    7. Washington state has a Recovery Helpline (1-866-789-1511) available 24 hours a day. The hotline is a free, confidential resource for those struggling with issues related to mental health, substance abuse and problem gambling. People can also call the helpline to talk about how to help someone they care about who may be struggling with substance use
    8. Teen Link (1-866-TEENLINK) is a hotline just for teens. Teen Link is available every evening from 6 p.m. – 10 p.m. (PT). Teens can call and get support from trained volunteers about a variety of issues.
    9. CATCH My Breath is an e-cigarette and JUUL prevention program for youth 10-18 years old. This program is available for no cost to U.S. Schools and include parent resources and student learning projects.
  3. PREVENTION:
    1. SRHD can help your school or school district choose a curriculum and provide guidance on the best way to implement. Curriculums like the theory-based and evidence-informed Stanford Tobacco Prevention Toolkit are easy to implement and can be used with limited resources.
    2. Give families tools to talk to their kids—they can visit starttalkingnow.org
    3. Implement campaigns in your school like FDA’s  “The Real Cost” with free posters and infographics.
    4. Escape the Vape is a website for middle-school-aged youth to learn more about the chemicals found in vaping devices. Public Health – Seattle and King County developed easy-to-use resources for teachers to promote the campaign, including activities for elementary and middle school youth. You can find the materials here.
    5. Subscribe to SRHD’s Triangulum news to receive localized quarterly newsletters focused on tobacco, vapor products, and marijuana prevention. You can sign up by clicking here.

Young Adults

  1. INTERVENTION
    1. Staying current on information regarding vapor products is key to talking to young adults about the potential harms associated with them. Anyone who talks to young adults about health-related topics should review the following resources:
      1. Know the Risks (CDC)
      2. Tobacco Prevention Toolkit (Stanford Medicine)
      3. Everything You Need to Know about E-Cigarettes, Vaping and Hookahs (Botvin LifeSkills Training)
  2. CESSATION AND OTHER SUPPORT: Vapor products that contain nicotine are addicting and young adults may need help with cessation. Any young adults that are looking to stop using vapor products should be referred to cessation resources. Cessation resources for youth are available and include:

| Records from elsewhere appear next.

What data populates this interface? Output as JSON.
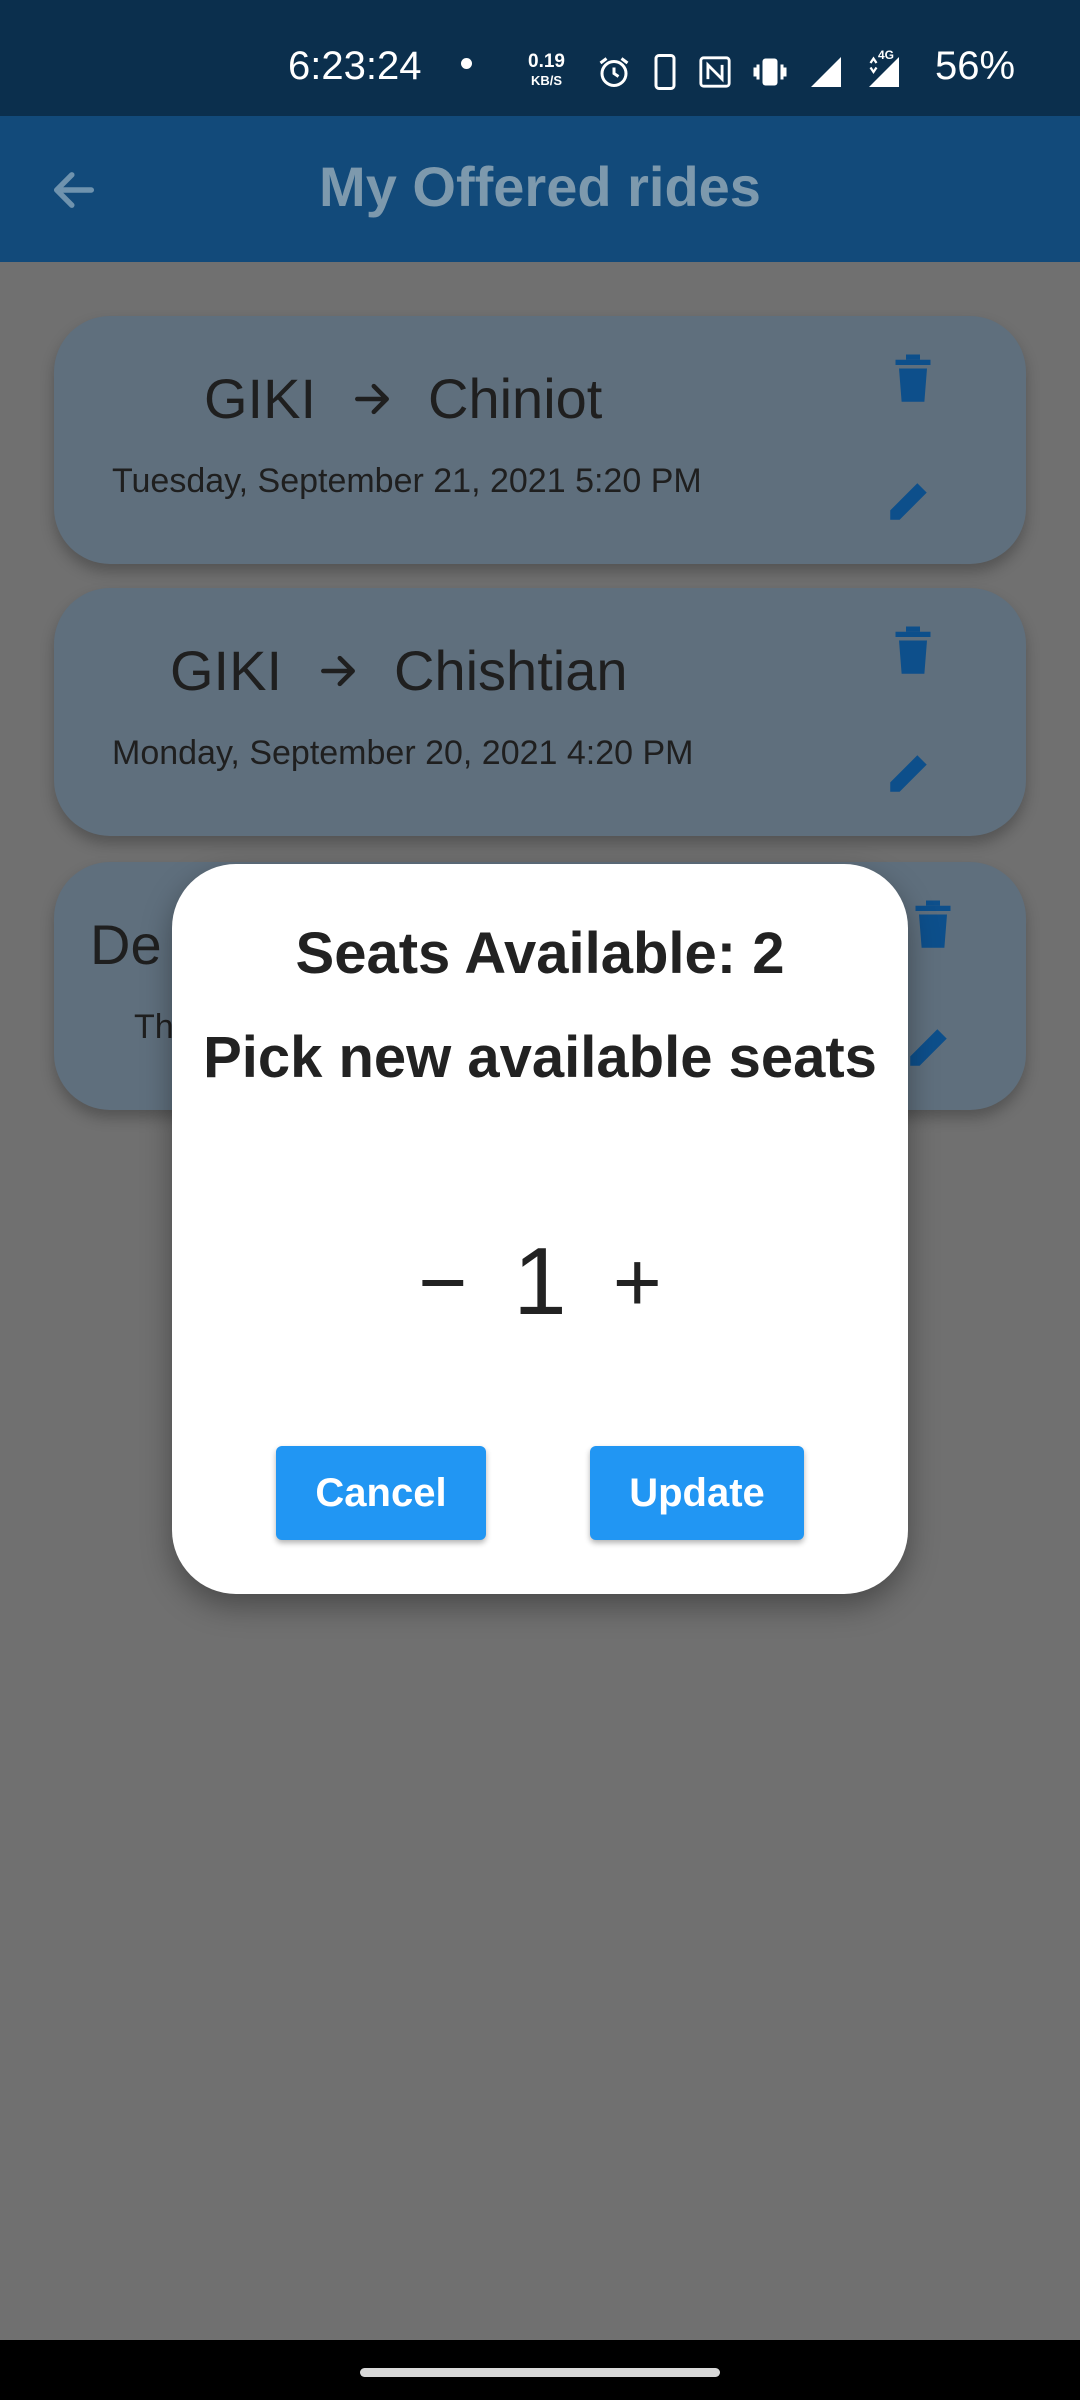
{
  "status_bar": {
    "time": "6:23:24",
    "net_speed_value": "0.19",
    "net_speed_unit": "KB/S",
    "network_label": "4G",
    "battery": "56%"
  },
  "app_bar": {
    "title": "My Offered rides"
  },
  "rides": [
    {
      "from": "GIKI",
      "to": "Chiniot",
      "datetime": "Tuesday, September 21, 2021 5:20 PM"
    },
    {
      "from": "GIKI",
      "to": "Chishtian",
      "datetime": "Monday, September 20, 2021 4:20 PM"
    },
    {
      "from_partial": "De",
      "date_partial": "Th"
    }
  ],
  "dialog": {
    "title": "Seats Available: 2",
    "subtitle": "Pick new available seats",
    "decrement": "−",
    "value": "1",
    "increment": "+",
    "cancel_label": "Cancel",
    "update_label": "Update"
  },
  "colors": {
    "accent": "#2196f3",
    "app_bar": "#124a7a",
    "status_bar": "#0b2f4d",
    "icon": "#0d4f8b"
  }
}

    1. Washington State Quitline. Young adults who currently use tobacco/nicotine products can call 1-800-QUIT-NOW or going to quitnow.net/mve/quitnow for cessation services. The quitline offers cessation counseling for young adults and is staffed with highly trained quit coaches who provide anonymous support.

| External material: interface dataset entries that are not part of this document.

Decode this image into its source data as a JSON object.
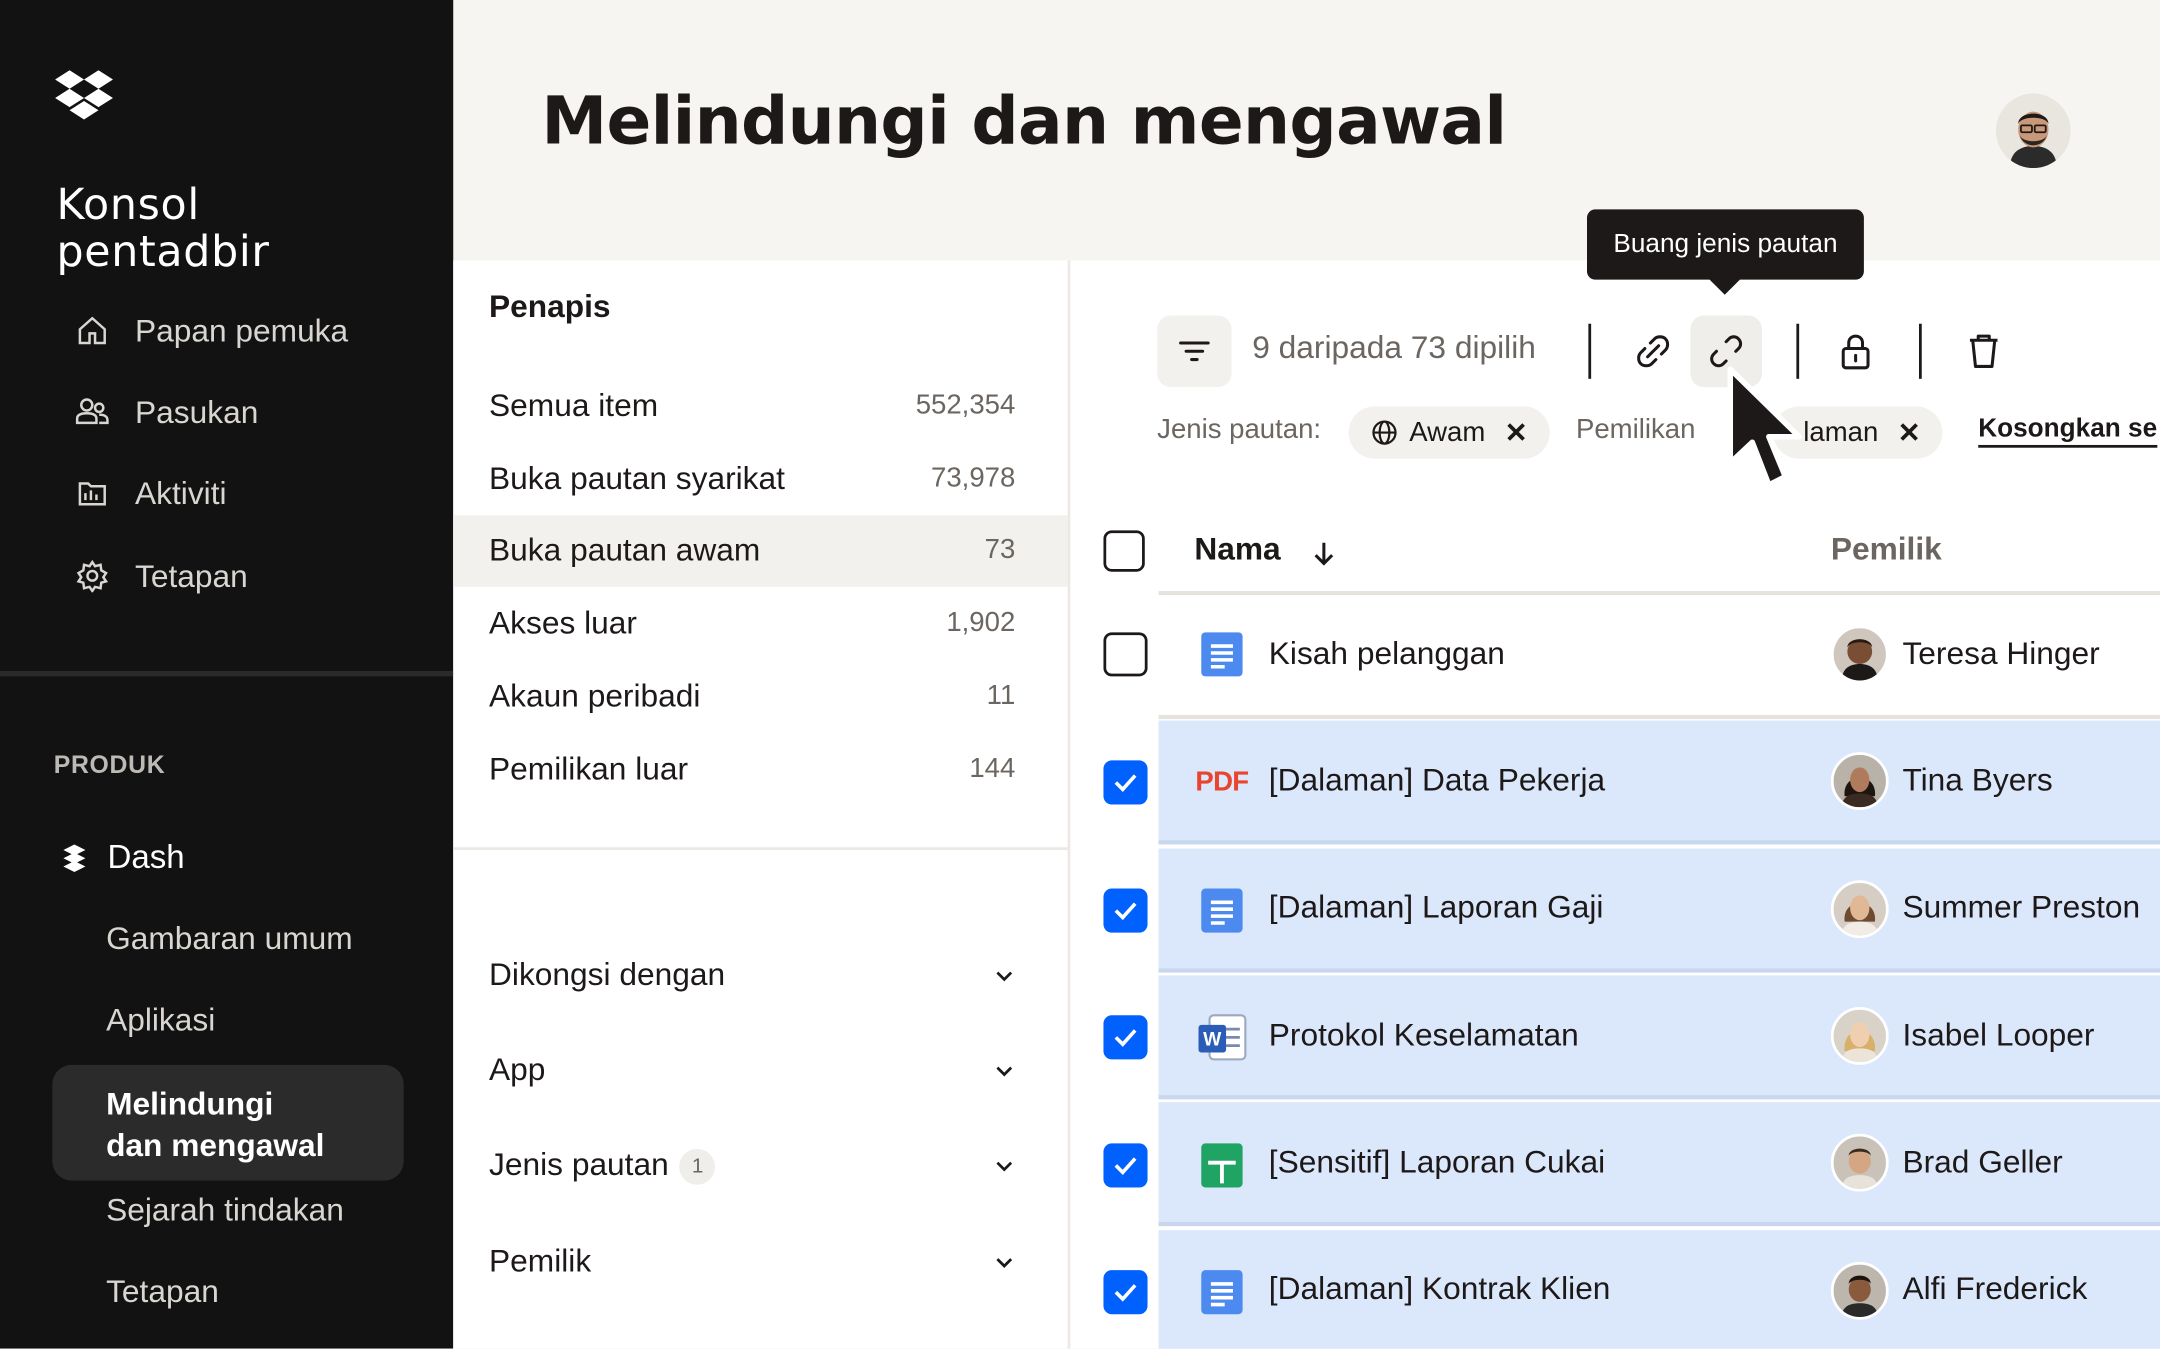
{
  "sidebar": {
    "console_title_line1": "Konsol",
    "console_title_line2": "pentadbir",
    "nav": [
      {
        "label": "Papan pemuka",
        "icon": "home-icon"
      },
      {
        "label": "Pasukan",
        "icon": "team-icon"
      },
      {
        "label": "Aktiviti",
        "icon": "activity-icon"
      },
      {
        "label": "Tetapan",
        "icon": "gear-icon"
      }
    ],
    "section_label": "PRODUK",
    "product": "Dash",
    "sub_items": [
      "Gambaran umum",
      "Aplikasi",
      "Melindungi dan mengawal",
      "Sejarah tindakan",
      "Tetapan"
    ],
    "active_sub_line1": "Melindungi",
    "active_sub_line2": "dan mengawal"
  },
  "header": {
    "title": "Melindungi dan mengawal"
  },
  "filters": {
    "title": "Penapis",
    "items": [
      {
        "label": "Semua item",
        "count": "552,354"
      },
      {
        "label": "Buka pautan syarikat",
        "count": "73,978"
      },
      {
        "label": "Buka pautan awam",
        "count": "73"
      },
      {
        "label": "Akses luar",
        "count": "1,902"
      },
      {
        "label": "Akaun peribadi",
        "count": "11"
      },
      {
        "label": "Pemilikan luar",
        "count": "144"
      }
    ],
    "accordions": [
      {
        "label": "Dikongsi dengan",
        "badge": ""
      },
      {
        "label": "App",
        "badge": ""
      },
      {
        "label": "Jenis pautan",
        "badge": "1"
      },
      {
        "label": "Pemilik",
        "badge": ""
      }
    ]
  },
  "toolbar": {
    "selection_text": "9 daripada 73 dipilih",
    "tooltip": "Buang jenis pautan",
    "chip_label": "Jenis pautan:",
    "chip_awam": "Awam",
    "chip_pemilikan": "Pemilikan",
    "chip_dalaman": "laman",
    "clear_label": "Kosongkan se"
  },
  "table": {
    "col_name": "Nama",
    "col_owner": "Pemilik",
    "rows": [
      {
        "name": "Kisah pelanggan",
        "owner": "Teresa Hinger",
        "type": "doc",
        "selected": false
      },
      {
        "name": "[Dalaman] Data Pekerja",
        "owner": "Tina Byers",
        "type": "pdf",
        "selected": true
      },
      {
        "name": "[Dalaman] Laporan Gaji",
        "owner": "Summer Preston",
        "type": "doc",
        "selected": true
      },
      {
        "name": "Protokol Keselamatan",
        "owner": "Isabel Looper",
        "type": "word",
        "selected": true
      },
      {
        "name": "[Sensitif] Laporan Cukai",
        "owner": "Brad Geller",
        "type": "sheet",
        "selected": true
      },
      {
        "name": "[Dalaman] Kontrak Klien",
        "owner": "Alfi Frederick",
        "type": "doc",
        "selected": true
      }
    ],
    "pdf_label": "PDF"
  },
  "colors": {
    "accent": "#0061fe",
    "selected_row": "#dbe8fb",
    "sidebar_bg": "#121212"
  }
}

    2. Smokefree has multiple programs including text messaging, phone apps, online counseling, and other resources to help young adults stop vaping and stay vape free.
    3. DitchJuul from the Truth Initiative is a text-based program that can help young adults quit vapor products. Young adults can sign up with a simple text to the program
    4. Becoming an Ex is another cessation program offered by the Truth Initiative. With similar resources as DitchJuul, it is targeted for an older audience.
    5. Washington state has a Recovery Helpline (1-866-789-1511) available 24 hours a day. The hotline is a free, confidential resource for those struggling with issues related to mental health, substance abuse, and problem gambling. People can also call the helpline to talk about how to help someone they care about who may be struggling with substance use
    6. Youth Now is a youth substance use prevention initiative that offers resources, campaigns, research and other supports for youth, parents, educators and providers.

Questions about these resources or interested in receiving support from SRHD? Contact SRHD’s Tobacco, Vapor Product, and Marijuana Prevention program at 509.324.1668, email healthycommunities@srhd.org or visit srhd.org.